A dedicated reader pointed PPT in the direction of a lese majeste story from the feudal sultanate of Oman. Wikipedia tells us that “Oman is an absolute monarchy in which the Sultan of Oman exercises ultimate authority but its parliament has some legislative and oversight powers.” So in terms of government, Thailand’s political and social system should be far less feudal. But not, it seems, when it comes to lese majeste.
A recent report explains that:
One of the ten Lèse-majesté detainees was released on bail today by the Muscat Primary Court in al Khuwair, according to an activist. Last month authorities in Oman clamped down on a number of Netizens for slander against Sultan Qaboos Bin Saeed.

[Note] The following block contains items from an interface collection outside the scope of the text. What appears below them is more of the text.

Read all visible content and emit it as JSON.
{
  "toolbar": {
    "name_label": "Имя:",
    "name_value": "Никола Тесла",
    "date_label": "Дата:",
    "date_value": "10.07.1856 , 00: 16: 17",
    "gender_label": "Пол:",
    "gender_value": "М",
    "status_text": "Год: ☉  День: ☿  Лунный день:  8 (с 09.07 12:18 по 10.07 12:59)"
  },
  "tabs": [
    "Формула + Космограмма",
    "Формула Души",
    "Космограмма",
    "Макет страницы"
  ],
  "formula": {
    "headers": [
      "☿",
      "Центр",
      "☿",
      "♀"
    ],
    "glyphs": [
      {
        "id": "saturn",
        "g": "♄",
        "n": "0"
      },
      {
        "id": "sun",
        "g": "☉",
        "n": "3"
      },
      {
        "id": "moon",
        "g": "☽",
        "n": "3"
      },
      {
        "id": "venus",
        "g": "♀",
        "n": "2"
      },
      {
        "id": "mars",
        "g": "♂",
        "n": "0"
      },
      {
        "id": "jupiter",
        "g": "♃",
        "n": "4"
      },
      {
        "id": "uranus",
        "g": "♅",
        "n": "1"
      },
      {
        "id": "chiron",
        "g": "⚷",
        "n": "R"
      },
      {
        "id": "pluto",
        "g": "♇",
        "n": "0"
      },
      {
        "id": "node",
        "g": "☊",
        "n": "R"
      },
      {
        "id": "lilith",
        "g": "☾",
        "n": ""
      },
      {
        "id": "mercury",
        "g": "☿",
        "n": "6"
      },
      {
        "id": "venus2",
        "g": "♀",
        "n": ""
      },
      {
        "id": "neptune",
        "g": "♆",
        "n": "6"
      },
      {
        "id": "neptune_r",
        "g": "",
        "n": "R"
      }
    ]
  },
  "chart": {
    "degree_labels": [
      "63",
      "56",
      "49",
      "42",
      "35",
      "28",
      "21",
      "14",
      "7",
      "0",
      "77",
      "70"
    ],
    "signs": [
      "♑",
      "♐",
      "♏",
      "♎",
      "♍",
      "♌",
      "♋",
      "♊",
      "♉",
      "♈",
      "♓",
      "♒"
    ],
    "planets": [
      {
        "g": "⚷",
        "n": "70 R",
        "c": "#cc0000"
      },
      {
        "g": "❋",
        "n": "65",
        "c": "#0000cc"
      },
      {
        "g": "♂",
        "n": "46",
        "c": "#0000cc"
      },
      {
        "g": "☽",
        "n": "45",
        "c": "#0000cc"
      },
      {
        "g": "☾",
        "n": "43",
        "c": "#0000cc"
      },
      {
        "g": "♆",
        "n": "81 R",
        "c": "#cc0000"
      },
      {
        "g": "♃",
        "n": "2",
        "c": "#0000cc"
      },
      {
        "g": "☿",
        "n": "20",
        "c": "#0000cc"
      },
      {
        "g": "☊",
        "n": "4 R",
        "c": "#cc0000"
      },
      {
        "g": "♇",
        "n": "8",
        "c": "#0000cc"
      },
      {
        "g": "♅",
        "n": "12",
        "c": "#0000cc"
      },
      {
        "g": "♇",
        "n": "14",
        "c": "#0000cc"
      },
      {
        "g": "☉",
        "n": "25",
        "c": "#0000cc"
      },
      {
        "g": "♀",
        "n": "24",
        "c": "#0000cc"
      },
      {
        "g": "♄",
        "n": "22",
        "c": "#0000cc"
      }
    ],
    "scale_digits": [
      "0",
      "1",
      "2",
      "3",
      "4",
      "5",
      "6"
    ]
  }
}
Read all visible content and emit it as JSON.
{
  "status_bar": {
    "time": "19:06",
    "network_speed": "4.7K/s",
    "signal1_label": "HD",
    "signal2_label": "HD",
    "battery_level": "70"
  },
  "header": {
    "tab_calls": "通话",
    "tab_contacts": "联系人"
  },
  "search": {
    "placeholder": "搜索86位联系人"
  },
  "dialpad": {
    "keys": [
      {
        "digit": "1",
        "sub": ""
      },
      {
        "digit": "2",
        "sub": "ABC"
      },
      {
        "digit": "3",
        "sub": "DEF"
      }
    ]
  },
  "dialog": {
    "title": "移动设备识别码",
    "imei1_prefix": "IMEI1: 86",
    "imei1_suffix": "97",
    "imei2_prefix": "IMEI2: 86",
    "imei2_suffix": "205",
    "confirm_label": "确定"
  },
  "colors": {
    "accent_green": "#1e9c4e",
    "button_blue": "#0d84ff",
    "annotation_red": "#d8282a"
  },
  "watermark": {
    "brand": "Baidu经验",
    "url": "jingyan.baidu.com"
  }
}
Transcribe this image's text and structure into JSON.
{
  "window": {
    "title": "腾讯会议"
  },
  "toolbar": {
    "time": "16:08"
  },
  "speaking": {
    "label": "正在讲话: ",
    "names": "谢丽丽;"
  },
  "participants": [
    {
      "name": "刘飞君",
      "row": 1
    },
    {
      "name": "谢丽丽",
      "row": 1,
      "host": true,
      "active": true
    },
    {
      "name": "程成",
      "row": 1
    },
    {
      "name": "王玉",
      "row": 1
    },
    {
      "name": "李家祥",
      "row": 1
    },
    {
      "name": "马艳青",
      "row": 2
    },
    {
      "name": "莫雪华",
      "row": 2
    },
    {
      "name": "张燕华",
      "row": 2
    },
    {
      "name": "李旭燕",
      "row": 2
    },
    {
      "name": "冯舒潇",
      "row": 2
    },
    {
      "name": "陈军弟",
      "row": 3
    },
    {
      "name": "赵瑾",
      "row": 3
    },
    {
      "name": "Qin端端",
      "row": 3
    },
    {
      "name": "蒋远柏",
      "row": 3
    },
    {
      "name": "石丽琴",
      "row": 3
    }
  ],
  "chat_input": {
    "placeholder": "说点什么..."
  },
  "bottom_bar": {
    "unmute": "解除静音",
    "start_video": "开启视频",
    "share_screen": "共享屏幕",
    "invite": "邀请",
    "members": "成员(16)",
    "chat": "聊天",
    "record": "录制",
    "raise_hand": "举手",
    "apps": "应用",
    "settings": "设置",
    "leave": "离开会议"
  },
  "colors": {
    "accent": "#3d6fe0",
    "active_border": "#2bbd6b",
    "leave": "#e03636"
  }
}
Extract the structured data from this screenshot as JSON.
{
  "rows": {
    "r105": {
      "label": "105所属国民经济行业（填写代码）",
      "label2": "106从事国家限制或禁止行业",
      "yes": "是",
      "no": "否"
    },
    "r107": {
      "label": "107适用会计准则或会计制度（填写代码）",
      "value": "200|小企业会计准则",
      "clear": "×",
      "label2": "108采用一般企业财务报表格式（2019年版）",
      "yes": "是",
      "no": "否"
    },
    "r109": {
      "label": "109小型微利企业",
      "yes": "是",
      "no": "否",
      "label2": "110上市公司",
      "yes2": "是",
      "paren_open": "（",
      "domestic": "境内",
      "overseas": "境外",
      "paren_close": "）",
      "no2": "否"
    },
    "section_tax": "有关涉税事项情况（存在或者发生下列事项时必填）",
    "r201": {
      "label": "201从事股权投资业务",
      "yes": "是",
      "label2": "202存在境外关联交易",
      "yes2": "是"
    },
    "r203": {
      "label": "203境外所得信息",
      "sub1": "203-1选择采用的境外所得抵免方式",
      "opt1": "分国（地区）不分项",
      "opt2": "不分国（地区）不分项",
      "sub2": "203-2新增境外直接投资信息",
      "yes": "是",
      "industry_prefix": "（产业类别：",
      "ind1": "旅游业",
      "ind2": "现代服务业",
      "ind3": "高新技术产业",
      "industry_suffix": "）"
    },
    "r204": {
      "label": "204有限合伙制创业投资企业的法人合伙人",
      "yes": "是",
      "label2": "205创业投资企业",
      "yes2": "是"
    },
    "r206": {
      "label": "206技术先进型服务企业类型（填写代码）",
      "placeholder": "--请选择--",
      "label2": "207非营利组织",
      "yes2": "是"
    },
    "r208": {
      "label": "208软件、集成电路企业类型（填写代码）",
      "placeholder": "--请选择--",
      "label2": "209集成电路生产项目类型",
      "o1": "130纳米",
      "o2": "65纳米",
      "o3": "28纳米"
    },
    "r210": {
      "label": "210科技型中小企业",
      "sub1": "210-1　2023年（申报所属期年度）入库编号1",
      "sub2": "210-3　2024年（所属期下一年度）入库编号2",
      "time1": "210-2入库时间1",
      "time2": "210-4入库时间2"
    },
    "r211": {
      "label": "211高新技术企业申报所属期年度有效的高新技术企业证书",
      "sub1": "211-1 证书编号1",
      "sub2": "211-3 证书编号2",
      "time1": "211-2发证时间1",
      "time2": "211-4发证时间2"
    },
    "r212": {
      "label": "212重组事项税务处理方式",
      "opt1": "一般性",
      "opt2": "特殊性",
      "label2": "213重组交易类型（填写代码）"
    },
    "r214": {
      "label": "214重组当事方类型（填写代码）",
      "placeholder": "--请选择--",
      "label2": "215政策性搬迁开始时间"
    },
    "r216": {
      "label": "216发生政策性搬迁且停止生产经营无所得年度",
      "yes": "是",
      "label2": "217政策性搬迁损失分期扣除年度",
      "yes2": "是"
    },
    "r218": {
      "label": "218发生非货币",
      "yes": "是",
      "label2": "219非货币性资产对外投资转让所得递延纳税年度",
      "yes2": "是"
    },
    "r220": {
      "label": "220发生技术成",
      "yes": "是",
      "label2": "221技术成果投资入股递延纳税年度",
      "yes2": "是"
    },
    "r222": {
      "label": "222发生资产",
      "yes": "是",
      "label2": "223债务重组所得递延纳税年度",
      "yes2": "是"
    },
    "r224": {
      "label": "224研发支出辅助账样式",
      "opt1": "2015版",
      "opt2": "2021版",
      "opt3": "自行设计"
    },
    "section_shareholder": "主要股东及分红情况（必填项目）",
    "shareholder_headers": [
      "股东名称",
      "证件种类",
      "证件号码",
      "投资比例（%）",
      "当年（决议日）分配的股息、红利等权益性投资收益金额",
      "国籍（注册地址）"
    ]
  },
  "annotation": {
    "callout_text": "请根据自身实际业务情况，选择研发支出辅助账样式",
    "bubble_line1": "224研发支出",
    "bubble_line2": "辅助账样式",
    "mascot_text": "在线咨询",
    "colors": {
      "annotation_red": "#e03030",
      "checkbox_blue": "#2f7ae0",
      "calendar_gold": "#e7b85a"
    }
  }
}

So far 10 activists, accused of defaming the country’s ruler by writing slanderous articles on social media or various web-based forums, have been sentenced by the Muscat Primary Court but released on bail pending their appeal in the higher court.
Of course, under the royalist Abhisit Vejjajiva regime, far more activists were locked up in order to “protect” the monarchy and the system of privilege and wealth that the royalist state manages. Abhisit’s political police attacked opponents with the same vigor and determination as Oman’s feudal rulers. And, they hardly ever bailed those accused of lese majeste!
Just like in Thailand, when family of the detainees tried to get help from the National Human Right Commission, that body turns out to be nothing other than a protector of feudal privilege.
In reading the report, PPT has the impression that the ultra-royalists in Thailand are protecting a feudal-like monarchical system that is an anachronism. Despite its (modern) corporate wealth and the remarkable sums it receives from the state, the system of status, privilege and wealth is an anachronism that works well for the royalist elite but not for others, who are the vast majority.